Every line in the data below that holds "October" should be found and copied.
---------- Raw data
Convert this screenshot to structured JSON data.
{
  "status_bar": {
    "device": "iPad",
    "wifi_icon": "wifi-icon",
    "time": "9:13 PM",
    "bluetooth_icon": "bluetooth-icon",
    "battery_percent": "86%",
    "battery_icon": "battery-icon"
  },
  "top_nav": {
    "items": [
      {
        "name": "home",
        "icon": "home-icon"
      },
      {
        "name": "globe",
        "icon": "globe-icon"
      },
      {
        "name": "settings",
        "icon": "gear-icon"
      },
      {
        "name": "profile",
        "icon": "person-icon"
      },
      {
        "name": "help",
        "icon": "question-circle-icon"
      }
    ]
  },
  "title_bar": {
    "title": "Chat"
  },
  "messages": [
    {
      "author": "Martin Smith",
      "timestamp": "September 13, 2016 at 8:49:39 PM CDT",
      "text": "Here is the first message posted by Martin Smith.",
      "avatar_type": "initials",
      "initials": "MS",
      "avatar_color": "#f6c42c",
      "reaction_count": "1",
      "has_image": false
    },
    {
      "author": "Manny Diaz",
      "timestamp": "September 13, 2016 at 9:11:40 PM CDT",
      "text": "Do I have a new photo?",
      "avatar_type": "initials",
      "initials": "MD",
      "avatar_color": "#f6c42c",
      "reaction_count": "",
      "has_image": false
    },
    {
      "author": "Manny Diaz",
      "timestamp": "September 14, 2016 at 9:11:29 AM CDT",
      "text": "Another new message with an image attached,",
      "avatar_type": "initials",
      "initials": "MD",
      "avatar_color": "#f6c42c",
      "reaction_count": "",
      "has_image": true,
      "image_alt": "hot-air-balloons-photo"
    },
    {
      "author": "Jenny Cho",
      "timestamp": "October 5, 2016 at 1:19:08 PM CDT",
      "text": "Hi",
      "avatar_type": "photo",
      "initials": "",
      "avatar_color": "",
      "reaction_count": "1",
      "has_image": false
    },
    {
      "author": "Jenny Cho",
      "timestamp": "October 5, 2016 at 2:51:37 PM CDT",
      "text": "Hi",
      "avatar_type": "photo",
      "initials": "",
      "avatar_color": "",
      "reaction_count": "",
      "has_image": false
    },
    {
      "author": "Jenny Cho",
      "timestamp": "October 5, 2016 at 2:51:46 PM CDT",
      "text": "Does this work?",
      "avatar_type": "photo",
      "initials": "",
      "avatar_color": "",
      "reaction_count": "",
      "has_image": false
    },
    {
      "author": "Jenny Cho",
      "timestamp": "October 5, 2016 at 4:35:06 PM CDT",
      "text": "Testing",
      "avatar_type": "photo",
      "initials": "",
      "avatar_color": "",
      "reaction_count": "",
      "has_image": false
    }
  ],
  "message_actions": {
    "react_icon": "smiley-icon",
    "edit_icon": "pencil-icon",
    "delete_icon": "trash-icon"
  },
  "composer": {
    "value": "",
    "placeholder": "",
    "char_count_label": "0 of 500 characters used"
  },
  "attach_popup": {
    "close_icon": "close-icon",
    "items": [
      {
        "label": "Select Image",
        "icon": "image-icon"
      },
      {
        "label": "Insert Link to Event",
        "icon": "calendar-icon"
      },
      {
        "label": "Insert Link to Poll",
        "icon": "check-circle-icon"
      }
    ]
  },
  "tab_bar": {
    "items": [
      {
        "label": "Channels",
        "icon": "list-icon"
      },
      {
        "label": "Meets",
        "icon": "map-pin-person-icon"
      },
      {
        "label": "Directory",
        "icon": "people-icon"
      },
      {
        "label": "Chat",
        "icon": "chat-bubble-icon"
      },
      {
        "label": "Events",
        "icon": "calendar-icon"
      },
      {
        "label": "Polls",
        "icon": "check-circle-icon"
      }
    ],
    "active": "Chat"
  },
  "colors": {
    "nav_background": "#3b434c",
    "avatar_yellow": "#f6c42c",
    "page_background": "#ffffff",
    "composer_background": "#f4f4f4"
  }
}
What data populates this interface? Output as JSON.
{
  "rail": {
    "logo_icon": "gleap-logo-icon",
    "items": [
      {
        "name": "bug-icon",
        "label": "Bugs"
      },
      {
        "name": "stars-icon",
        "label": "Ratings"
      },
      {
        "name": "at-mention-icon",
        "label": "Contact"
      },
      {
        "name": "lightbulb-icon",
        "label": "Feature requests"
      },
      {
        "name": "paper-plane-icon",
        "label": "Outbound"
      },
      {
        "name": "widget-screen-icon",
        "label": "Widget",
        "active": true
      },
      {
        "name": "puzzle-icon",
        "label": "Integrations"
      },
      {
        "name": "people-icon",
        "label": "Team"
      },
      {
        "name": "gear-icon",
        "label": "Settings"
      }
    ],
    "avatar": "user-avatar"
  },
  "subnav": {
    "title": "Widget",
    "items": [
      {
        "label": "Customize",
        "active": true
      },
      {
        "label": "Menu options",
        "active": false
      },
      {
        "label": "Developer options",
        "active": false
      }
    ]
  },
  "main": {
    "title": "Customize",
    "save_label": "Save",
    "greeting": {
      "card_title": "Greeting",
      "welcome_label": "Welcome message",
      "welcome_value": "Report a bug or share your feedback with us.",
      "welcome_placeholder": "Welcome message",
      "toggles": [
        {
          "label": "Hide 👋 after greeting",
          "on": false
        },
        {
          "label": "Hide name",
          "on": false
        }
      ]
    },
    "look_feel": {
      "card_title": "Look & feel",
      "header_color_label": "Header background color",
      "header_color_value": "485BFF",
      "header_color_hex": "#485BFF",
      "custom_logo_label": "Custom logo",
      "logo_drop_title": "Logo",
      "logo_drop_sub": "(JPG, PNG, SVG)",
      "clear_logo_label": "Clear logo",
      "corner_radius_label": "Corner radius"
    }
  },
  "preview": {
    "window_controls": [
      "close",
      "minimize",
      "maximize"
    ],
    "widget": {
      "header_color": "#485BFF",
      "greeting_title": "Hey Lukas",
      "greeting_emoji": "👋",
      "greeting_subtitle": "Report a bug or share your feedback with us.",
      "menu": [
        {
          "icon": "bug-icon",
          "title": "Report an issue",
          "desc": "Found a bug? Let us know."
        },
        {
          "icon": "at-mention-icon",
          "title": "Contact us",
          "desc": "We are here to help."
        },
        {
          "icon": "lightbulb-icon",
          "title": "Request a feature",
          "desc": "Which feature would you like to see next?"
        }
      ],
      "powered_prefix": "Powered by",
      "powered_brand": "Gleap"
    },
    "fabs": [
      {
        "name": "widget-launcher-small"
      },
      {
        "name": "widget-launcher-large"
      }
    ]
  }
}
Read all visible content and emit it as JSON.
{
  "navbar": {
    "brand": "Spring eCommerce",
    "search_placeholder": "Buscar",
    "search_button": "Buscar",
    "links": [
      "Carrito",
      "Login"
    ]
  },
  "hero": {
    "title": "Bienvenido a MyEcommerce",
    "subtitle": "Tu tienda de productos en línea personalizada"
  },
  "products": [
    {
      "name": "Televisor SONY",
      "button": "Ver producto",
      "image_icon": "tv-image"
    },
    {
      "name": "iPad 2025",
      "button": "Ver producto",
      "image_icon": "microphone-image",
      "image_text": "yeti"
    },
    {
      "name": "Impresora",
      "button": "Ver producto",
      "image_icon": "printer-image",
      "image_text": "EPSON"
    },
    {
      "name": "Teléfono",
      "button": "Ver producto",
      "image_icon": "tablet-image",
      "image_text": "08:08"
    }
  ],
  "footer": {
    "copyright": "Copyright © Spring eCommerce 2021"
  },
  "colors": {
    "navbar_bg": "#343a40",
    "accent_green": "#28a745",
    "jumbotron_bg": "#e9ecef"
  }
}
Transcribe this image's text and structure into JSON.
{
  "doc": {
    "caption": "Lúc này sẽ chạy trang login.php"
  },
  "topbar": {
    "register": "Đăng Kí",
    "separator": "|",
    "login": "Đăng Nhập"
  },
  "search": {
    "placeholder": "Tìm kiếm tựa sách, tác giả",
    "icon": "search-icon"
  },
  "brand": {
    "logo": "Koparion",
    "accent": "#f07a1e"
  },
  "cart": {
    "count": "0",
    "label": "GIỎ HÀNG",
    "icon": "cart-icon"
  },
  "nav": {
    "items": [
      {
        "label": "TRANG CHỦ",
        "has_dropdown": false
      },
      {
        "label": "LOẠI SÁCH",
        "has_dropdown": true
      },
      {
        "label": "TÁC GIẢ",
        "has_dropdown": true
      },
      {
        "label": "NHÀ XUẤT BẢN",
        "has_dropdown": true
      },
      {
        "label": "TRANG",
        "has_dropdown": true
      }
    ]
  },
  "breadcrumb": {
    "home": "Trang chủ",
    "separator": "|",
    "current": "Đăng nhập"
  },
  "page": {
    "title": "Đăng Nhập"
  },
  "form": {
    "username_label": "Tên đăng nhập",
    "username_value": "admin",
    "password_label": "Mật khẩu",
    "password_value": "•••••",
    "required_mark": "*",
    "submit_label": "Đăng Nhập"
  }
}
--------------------
● Task response:
      "timestamp": "October 5, 2016 at 1:19:08 PM CDT",
      "timestamp": "October 5, 2016 at 2:51:37 PM CDT",
      "timestamp": "October 5, 2016 at 2:51:46 PM CDT",
      "timestamp": "October 5, 2016 at 4:35:06 PM CDT",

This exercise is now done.